**EXERCISE BRIEF**
In full and without edits, write out the data that follows.

*** Opening ENTRIES SHOWN ***

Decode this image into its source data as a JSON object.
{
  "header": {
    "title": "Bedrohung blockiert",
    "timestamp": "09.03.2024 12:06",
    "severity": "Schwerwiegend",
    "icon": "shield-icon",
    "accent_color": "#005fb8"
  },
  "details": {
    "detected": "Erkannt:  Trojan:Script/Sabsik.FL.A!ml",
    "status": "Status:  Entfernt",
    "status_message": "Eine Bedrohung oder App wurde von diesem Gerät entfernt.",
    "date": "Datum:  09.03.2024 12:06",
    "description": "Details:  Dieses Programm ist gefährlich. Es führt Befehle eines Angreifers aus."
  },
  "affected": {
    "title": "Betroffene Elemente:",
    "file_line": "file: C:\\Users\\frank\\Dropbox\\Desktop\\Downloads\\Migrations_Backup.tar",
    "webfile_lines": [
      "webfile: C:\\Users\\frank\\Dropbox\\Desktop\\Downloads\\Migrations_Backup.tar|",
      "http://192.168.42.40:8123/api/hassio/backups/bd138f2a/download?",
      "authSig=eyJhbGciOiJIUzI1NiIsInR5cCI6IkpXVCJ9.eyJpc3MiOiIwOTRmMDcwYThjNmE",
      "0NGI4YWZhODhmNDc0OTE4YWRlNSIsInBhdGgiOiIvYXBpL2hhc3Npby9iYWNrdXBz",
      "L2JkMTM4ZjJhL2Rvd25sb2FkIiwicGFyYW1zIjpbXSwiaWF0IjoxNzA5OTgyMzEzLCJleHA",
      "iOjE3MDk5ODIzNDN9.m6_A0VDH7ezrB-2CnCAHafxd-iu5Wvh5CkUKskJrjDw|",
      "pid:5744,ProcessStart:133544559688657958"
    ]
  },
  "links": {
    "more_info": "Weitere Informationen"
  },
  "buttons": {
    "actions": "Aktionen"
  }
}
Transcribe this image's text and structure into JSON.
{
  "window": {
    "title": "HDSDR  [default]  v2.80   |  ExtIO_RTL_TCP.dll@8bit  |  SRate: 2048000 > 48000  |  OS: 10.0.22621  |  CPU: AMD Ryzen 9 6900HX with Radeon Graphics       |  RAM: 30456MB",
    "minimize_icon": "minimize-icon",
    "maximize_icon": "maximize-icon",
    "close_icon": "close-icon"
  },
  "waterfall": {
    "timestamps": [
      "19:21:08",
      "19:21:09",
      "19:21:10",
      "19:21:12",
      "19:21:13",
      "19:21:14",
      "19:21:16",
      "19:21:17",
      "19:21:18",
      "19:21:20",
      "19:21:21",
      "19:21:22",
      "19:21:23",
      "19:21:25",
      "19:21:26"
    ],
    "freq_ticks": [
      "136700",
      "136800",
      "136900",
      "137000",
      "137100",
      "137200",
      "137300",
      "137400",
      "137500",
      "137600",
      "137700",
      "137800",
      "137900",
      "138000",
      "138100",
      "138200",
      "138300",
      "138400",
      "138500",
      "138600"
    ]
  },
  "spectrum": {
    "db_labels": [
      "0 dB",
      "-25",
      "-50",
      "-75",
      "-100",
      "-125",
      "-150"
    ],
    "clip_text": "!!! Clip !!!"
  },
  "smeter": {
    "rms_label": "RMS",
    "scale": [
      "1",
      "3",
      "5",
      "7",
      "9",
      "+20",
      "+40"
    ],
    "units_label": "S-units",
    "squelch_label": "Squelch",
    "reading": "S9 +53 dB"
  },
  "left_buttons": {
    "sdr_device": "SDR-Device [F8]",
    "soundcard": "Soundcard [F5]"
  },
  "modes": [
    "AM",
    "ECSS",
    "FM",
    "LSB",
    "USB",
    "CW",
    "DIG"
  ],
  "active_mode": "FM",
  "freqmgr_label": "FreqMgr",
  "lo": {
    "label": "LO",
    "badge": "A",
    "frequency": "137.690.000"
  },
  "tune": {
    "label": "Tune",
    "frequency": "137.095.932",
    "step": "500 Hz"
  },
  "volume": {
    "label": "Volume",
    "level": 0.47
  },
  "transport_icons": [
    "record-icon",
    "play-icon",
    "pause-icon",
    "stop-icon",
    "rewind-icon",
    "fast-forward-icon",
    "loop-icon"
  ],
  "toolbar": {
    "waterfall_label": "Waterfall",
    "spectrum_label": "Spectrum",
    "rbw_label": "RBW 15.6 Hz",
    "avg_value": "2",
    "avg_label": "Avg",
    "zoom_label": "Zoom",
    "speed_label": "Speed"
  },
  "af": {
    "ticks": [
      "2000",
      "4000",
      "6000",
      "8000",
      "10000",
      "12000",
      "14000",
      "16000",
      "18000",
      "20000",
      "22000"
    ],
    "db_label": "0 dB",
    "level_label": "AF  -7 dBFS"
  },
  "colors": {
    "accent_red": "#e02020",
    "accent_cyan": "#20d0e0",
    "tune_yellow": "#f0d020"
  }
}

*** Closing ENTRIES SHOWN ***

**THE COMPLETED TASK**
Decode this image into its source data as a JSON object.
{
  "header": {
    "title": "Bedrohung blockiert",
    "timestamp": "09.03.2024 12:06",
    "severity": "Schwerwiegend",
    "icon": "shield-icon",
    "accent_color": "#005fb8"
  },
  "details": {
    "detected": "Erkannt:  Trojan:Script/Sabsik.FL.A!ml",
    "status": "Status:  Entfernt",
    "status_message": "Eine Bedrohung oder App wurde von diesem Gerät entfernt.",
    "date": "Datum:  09.03.2024 12:06",
    "description": "Details:  Dieses Programm ist gefährlich. Es führt Befehle eines Angreifers aus."
  },
  "affected": {
    "title": "Betroffene Elemente:",
    "file_line": "file: C:\\Users\\frank\\Dropbox\\Desktop\\Downloads\\Migrations_Backup.tar",
    "webfile_lines": [
      "webfile: C:\\Users\\frank\\Dropbox\\Desktop\\Downloads\\Migrations_Backup.tar|",
      "http://192.168.42.40:8123/api/hassio/backups/bd138f2a/download?",
      "authSig=eyJhbGciOiJIUzI1NiIsInR5cCI6IkpXVCJ9.eyJpc3MiOiIwOTRmMDcwYThjNmE",
      "0NGI4YWZhODhmNDc0OTE4YWRlNSIsInBhdGgiOiIvYXBpL2hhc3Npby9iYWNrdXBz",
      "L2JkMTM4ZjJhL2Rvd25sb2FkIiwicGFyYW1zIjpbXSwiaWF0IjoxNzA5OTgyMzEzLCJleHA",
      "iOjE3MDk5ODIzNDN9.m6_A0VDH7ezrB-2CnCAHafxd-iu5Wvh5CkUKskJrjDw|",
      "pid:5744,ProcessStart:133544559688657958"
    ]
  },
  "links": {
    "more_info": "Weitere Informationen"
  },
  "buttons": {
    "actions": "Aktionen"
  }
}
Transcribe this image's text and structure into JSON.
{
  "window": {
    "title": "HDSDR  [default]  v2.80   |  ExtIO_RTL_TCP.dll@8bit  |  SRate: 2048000 > 48000  |  OS: 10.0.22621  |  CPU: AMD Ryzen 9 6900HX with Radeon Graphics       |  RAM: 30456MB",
    "minimize_icon": "minimize-icon",
    "maximize_icon": "maximize-icon",
    "close_icon": "close-icon"
  },
  "waterfall": {
    "timestamps": [
      "19:21:08",
      "19:21:09",
      "19:21:10",
      "19:21:12",
      "19:21:13",
      "19:21:14",
      "19:21:16",
      "19:21:17",
      "19:21:18",
      "19:21:20",
      "19:21:21",
      "19:21:22",
      "19:21:23",
      "19:21:25",
      "19:21:26"
    ],
    "freq_ticks": [
      "136700",
      "136800",
      "136900",
      "137000",
      "137100",
      "137200",
      "137300",
      "137400",
      "137500",
      "137600",
      "137700",
      "137800",
      "137900",
      "138000",
      "138100",
      "138200",
      "138300",
      "138400",
      "138500",
      "138600"
    ]
  },
  "spectrum": {
    "db_labels": [
      "0 dB",
      "-25",
      "-50",
      "-75",
      "-100",
      "-125",
      "-150"
    ],
    "clip_text": "!!! Clip !!!"
  },
  "smeter": {
    "rms_label": "RMS",
    "scale": [
      "1",
      "3",
      "5",
      "7",
      "9",
      "+20",
      "+40"
    ],
    "units_label": "S-units",
    "squelch_label": "Squelch",
    "reading": "S9 +53 dB"
  },
  "left_buttons": {
    "sdr_device": "SDR-Device [F8]",
    "soundcard": "Soundcard [F5]"
  },
  "modes": [
    "AM",
    "ECSS",
    "FM",
    "LSB",
    "USB",
    "CW",
    "DIG"
  ],
  "active_mode": "FM",
  "freqmgr_label": "FreqMgr",
  "lo": {
    "label": "LO",
    "badge": "A",
    "frequency": "137.690.000"
  },
  "tune": {
    "label": "Tune",
    "frequency": "137.095.932",
    "step": "500 Hz"
  },
  "volume": {
    "label": "Volume",
    "level": 0.47
  },
  "transport_icons": [
    "record-icon",
    "play-icon",
    "pause-icon",
    "stop-icon",
    "rewind-icon",
    "fast-forward-icon",
    "loop-icon"
  ],
  "toolbar": {
    "waterfall_label": "Waterfall",
    "spectrum_label": "Spectrum",
    "rbw_label": "RBW 15.6 Hz",
    "avg_value": "2",
    "avg_label": "Avg",
    "zoom_label": "Zoom",
    "speed_label": "Speed"
  },
  "af": {
    "ticks": [
      "2000",
      "4000",
      "6000",
      "8000",
      "10000",
      "12000",
      "14000",
      "16000",
      "18000",
      "20000",
      "22000"
    ],
    "db_label": "0 dB",
    "level_label": "AF  -7 dBFS"
  },
  "colors": {
    "accent_red": "#e02020",
    "accent_cyan": "#20d0e0",
    "tune_yellow": "#f0d020"
  }
}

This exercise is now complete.